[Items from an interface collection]

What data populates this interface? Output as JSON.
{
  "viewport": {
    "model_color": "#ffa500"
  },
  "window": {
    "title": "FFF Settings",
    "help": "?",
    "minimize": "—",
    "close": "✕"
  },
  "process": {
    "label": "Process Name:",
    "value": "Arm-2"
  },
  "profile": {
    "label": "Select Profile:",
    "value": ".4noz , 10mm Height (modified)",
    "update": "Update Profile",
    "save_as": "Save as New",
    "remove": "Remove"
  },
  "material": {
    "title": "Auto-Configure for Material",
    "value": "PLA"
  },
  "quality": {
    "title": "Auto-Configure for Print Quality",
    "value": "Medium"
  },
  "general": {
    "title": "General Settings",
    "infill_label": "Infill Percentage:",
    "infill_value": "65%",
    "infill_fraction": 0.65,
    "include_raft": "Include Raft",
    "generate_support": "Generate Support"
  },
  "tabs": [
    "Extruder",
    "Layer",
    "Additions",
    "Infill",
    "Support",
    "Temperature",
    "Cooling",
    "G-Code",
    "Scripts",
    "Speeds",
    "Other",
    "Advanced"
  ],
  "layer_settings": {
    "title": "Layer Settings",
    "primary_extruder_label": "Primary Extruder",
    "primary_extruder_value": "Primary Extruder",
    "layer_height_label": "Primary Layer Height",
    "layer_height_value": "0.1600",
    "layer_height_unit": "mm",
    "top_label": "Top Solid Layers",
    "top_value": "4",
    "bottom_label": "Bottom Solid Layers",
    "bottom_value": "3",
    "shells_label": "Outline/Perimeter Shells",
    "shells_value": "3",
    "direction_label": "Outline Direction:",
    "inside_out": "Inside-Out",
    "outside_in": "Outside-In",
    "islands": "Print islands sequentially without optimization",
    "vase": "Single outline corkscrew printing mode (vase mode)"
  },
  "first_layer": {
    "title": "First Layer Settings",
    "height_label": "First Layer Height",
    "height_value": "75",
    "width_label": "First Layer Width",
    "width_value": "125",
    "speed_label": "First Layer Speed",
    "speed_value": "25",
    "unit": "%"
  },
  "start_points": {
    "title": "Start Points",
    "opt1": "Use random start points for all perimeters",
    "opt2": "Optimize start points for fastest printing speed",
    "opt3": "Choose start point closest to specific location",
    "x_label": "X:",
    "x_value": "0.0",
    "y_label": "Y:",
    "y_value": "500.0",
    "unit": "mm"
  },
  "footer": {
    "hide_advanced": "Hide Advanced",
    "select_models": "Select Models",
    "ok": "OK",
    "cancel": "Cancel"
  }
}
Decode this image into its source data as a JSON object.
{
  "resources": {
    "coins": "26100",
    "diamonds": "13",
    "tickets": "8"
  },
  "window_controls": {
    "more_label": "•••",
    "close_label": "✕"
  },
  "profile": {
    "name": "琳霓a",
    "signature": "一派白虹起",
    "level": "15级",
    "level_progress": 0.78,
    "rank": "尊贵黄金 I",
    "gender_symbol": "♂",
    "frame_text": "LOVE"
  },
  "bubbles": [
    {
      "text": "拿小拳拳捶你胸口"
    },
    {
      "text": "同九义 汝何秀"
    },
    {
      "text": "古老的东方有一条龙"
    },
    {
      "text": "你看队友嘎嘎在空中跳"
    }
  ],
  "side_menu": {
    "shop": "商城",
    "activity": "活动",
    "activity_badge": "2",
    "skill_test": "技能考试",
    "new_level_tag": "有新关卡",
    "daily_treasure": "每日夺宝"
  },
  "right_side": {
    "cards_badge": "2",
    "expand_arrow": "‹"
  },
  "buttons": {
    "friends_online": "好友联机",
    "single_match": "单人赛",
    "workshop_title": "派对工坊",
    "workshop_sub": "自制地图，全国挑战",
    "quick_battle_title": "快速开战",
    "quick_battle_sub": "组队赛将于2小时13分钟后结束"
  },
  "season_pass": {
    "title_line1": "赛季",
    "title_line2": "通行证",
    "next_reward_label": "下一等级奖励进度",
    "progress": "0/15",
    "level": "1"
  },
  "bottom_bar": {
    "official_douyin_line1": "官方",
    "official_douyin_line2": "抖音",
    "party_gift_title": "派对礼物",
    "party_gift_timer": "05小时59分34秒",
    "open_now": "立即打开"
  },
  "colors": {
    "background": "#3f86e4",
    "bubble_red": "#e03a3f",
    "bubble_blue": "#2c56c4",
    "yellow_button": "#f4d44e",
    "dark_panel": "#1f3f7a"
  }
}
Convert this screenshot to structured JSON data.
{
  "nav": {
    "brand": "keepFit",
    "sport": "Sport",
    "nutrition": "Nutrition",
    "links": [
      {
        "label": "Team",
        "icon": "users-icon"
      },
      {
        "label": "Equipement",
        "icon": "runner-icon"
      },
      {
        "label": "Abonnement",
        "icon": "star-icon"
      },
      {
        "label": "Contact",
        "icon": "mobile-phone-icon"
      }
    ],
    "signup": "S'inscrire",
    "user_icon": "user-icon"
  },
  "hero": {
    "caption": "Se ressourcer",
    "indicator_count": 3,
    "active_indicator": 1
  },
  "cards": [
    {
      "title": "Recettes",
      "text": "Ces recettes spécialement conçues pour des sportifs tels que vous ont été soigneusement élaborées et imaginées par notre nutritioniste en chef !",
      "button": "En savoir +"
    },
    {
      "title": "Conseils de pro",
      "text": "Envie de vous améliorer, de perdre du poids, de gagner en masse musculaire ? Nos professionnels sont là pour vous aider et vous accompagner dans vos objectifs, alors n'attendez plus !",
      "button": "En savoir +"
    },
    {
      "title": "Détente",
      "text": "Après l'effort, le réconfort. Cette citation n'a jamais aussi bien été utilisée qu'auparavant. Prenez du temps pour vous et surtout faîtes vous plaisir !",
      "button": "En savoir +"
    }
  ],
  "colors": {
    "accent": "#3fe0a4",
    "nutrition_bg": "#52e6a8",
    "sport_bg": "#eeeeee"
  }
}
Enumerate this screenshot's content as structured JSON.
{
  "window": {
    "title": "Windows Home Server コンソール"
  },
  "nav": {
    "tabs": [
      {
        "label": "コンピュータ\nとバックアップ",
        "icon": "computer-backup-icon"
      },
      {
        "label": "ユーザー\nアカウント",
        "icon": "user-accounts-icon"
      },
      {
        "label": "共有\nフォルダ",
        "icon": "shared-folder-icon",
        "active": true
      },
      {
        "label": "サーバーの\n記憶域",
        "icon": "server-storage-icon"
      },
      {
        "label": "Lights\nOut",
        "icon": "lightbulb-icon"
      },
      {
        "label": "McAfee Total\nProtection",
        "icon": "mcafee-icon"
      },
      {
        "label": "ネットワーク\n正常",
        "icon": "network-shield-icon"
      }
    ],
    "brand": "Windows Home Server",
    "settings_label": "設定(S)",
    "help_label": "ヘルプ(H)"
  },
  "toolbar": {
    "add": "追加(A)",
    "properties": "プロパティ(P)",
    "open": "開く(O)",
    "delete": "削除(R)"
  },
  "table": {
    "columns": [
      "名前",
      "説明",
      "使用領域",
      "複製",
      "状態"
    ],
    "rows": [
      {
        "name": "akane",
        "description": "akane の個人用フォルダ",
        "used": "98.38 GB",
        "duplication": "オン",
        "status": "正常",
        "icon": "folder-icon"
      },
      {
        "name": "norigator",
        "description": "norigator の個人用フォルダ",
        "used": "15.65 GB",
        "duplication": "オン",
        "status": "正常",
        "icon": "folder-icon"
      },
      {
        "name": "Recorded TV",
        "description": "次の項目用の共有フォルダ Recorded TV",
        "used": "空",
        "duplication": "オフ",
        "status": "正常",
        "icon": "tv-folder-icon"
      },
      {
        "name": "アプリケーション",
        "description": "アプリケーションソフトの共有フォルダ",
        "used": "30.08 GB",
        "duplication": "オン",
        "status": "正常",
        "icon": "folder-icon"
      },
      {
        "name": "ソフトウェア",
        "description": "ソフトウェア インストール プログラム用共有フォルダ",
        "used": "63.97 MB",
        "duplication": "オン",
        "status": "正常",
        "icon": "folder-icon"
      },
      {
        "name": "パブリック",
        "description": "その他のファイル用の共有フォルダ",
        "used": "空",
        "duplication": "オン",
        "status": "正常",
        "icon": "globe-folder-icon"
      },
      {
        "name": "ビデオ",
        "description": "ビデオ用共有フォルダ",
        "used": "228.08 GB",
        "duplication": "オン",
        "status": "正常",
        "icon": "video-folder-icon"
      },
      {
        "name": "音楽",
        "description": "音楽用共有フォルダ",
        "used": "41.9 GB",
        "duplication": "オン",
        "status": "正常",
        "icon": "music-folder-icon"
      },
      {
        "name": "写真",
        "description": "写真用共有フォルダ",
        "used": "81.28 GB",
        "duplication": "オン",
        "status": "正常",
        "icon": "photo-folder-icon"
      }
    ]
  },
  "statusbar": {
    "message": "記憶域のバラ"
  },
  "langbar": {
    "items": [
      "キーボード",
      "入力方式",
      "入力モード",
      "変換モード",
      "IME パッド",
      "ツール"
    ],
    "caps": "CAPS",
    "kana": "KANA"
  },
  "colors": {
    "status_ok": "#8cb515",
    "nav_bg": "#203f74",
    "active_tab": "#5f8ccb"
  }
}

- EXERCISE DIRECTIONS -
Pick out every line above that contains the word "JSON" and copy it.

- SOLUTION TO THIS PROBLEM -
What data populates this interface? Output as JSON.
Decode this image into its source data as a JSON object.
Convert this screenshot to structured JSON data.
Enumerate this screenshot's content as structured JSON.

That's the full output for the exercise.